Artificial Disc Replacement
What is Artificial Disc Replacement?
The ADR procedure is an alternative option to a Fusion surgery. A neurosurgeon performs artificial disc replacement surgery to remove a disc causing pain in the lower spine or the cervical spine (neck) and replaces it with an artificial disc. An artificial disc, which is also known as a disc prosthesis or spine arthroplasty, is made to mimic the the function and shape of a natural disc. If you are experiencing disc pain, then an experienced neurosurgeon could provide relief with prosthetic disc replacement. At Florida Surgery Consultants, we can help those suffering from lower back pain for example, with this procedure. We have locations in Tampa, Brandon, Orlando, Bradenton, Palm Harbor, and The Villages.
Artificial Disc Designs
Prosthetic discs are classified into two variations, which include total disc and disc nucleus replacement. A total disc, which will be placed between the vertebra by a neurosurgeon, replaces most or all of the damaged disc tissue. A disc nucleus only replaces the center of the disc (nucleus), so the annulus remains intact. Discs can be made of materials that include metal or a combination of metal and plastic.
Who are Ideal Candidates for Artificial Disc Replacement?
For a surgeon to determine if you are an ideal candidate for artificial disc replacement, a few tests may need to be administered. These tests may include:
- Computed Tomography (CT) scans
- Magnetic Resonance Imaging (MRI) scans
Artificial disc replacement may not be suitable for all individuals with lower back pain. It may not be recommended for those who display the following characteristics:
- Pain caused from one or two intervertebral discs(in the lumbar spine)
- No bony compression on the spinal nerves
- No spinal deformities (scoliosis)
To find out if you are an ideal candidate for disc replacement surgery, the specialists at Florida Surgery Consultants can assess your condition to see if it’s a suitable treatment option.
What is the Procedure for Disc Replacement Surgery?
In most cases, the procedure will range from two to three hours. The surgeon will enter the back through the abdomen with a small incision. The organs and blood vessels will be temporarily moved to one side of the body, which will enable the surgeon to approach your spine while keeping the nerves from moving. When the disc is opened and exposed, the surgeon will remove the damaged disc and replace it with the prosthetic disc.
How Long Does Recovery Take?
Most individuals will remain in the hospital for one to three days following the procedure, which is based on pain levels and return to function. Many patients are encouraged to stand and take a few steps the day following the procedure. With artificial disc replacement, bone healing is not required, so patients are also encouraged to move their mid-sections the first day after surgery. Early movement is thought to speed up rehabilitation and recovery.

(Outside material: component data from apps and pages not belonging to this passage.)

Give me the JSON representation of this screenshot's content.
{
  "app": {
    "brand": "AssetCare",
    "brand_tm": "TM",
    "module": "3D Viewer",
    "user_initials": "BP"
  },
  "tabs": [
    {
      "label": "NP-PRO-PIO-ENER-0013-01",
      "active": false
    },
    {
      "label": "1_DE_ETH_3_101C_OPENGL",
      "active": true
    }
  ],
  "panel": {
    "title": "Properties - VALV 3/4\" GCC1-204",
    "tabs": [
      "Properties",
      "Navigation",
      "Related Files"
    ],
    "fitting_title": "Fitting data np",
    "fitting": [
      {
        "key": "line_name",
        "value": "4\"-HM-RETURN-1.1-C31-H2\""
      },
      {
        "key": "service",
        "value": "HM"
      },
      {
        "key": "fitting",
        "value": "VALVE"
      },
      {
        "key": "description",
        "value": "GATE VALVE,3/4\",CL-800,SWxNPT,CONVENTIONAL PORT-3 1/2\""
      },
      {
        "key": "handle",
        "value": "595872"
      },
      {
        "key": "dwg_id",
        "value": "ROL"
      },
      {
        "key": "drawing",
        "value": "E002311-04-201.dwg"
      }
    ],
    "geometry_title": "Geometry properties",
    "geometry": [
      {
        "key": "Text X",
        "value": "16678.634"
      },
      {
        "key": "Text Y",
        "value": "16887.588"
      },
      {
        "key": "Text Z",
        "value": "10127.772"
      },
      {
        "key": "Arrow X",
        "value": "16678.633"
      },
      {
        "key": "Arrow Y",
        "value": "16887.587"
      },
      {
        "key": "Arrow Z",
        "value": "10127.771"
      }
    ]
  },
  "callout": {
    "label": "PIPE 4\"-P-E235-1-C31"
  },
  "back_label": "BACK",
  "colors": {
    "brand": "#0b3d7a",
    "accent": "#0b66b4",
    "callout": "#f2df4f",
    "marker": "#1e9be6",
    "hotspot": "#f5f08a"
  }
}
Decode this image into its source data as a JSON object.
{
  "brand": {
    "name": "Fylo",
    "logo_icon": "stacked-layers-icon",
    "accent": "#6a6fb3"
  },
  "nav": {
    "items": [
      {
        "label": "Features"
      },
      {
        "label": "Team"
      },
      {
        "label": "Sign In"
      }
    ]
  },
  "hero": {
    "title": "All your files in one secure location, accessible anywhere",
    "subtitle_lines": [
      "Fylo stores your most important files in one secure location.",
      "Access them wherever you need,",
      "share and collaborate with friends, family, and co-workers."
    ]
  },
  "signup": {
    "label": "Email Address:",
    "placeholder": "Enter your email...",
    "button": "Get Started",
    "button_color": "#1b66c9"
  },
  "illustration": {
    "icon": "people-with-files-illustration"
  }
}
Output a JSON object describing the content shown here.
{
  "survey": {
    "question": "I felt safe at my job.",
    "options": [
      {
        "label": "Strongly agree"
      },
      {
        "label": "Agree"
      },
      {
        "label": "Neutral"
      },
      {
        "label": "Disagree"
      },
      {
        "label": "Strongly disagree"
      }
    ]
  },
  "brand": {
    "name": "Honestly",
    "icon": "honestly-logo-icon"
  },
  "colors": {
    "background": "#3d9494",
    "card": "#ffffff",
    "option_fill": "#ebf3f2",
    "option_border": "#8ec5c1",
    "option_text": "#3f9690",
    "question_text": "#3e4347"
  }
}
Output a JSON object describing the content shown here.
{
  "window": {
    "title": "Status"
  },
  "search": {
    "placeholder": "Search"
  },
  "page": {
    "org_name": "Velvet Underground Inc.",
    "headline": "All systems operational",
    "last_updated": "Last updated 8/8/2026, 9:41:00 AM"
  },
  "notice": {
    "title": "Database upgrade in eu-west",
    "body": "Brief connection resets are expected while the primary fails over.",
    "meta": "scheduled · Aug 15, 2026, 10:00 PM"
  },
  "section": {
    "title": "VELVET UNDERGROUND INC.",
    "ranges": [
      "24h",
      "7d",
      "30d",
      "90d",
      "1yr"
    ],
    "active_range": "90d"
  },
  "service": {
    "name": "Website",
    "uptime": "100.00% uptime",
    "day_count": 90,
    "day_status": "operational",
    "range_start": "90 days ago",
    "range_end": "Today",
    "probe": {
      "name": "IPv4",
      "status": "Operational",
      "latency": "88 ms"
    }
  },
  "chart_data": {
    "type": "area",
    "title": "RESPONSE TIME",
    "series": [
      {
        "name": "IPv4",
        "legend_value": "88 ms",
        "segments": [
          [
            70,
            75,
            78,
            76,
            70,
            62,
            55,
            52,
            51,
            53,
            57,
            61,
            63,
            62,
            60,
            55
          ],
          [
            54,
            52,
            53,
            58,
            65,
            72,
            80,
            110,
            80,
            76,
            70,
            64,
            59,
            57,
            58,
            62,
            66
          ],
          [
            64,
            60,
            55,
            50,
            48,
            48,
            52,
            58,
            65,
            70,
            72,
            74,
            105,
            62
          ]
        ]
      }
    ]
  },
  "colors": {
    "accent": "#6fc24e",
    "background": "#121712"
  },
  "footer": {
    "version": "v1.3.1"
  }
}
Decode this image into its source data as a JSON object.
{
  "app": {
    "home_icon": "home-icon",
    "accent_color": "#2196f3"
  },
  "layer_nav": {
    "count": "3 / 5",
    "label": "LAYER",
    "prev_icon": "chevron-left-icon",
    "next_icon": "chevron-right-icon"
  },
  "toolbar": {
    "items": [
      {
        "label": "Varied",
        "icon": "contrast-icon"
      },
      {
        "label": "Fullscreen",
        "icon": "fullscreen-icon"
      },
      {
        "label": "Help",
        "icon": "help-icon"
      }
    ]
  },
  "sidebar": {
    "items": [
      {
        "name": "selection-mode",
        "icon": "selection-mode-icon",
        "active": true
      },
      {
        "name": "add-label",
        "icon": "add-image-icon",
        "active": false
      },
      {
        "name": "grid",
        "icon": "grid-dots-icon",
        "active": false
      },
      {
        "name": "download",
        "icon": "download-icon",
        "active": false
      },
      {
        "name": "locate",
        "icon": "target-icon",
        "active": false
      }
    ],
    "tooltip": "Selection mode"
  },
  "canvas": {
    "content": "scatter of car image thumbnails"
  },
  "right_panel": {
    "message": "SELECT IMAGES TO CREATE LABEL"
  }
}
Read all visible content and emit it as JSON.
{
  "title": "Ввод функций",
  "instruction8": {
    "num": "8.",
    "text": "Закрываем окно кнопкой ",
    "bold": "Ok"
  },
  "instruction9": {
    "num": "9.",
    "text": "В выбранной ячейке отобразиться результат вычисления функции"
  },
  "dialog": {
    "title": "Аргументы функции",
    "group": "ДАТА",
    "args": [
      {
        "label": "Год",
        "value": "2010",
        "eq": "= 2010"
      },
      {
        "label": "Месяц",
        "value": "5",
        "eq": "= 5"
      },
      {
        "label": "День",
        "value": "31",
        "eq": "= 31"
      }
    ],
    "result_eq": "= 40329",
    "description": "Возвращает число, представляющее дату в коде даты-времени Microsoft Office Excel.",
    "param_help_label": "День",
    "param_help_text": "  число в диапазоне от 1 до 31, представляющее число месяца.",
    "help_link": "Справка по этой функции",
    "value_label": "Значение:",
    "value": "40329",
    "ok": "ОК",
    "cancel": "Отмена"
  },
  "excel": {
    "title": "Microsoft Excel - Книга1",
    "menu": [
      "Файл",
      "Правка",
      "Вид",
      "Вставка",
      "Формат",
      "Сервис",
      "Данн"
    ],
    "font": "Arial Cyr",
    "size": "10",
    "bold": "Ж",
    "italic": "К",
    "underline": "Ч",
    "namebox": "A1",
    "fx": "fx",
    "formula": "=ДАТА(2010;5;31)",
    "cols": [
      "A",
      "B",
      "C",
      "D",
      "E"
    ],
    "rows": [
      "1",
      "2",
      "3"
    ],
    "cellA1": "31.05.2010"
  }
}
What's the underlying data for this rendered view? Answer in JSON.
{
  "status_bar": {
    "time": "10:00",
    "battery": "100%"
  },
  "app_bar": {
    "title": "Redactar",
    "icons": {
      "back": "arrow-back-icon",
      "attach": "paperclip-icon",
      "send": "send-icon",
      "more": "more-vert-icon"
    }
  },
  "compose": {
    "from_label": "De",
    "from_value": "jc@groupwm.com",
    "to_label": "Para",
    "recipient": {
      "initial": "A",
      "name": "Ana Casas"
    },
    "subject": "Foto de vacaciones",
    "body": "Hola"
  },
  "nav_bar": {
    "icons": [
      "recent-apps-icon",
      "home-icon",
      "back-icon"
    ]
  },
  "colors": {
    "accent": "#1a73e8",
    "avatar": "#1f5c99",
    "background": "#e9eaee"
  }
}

Patients will perform simple exercises, such as stretching and walking the first few weeks after artificial disc replacement. However, it is imperative to avoid any activity that could cause the back to hyperextend.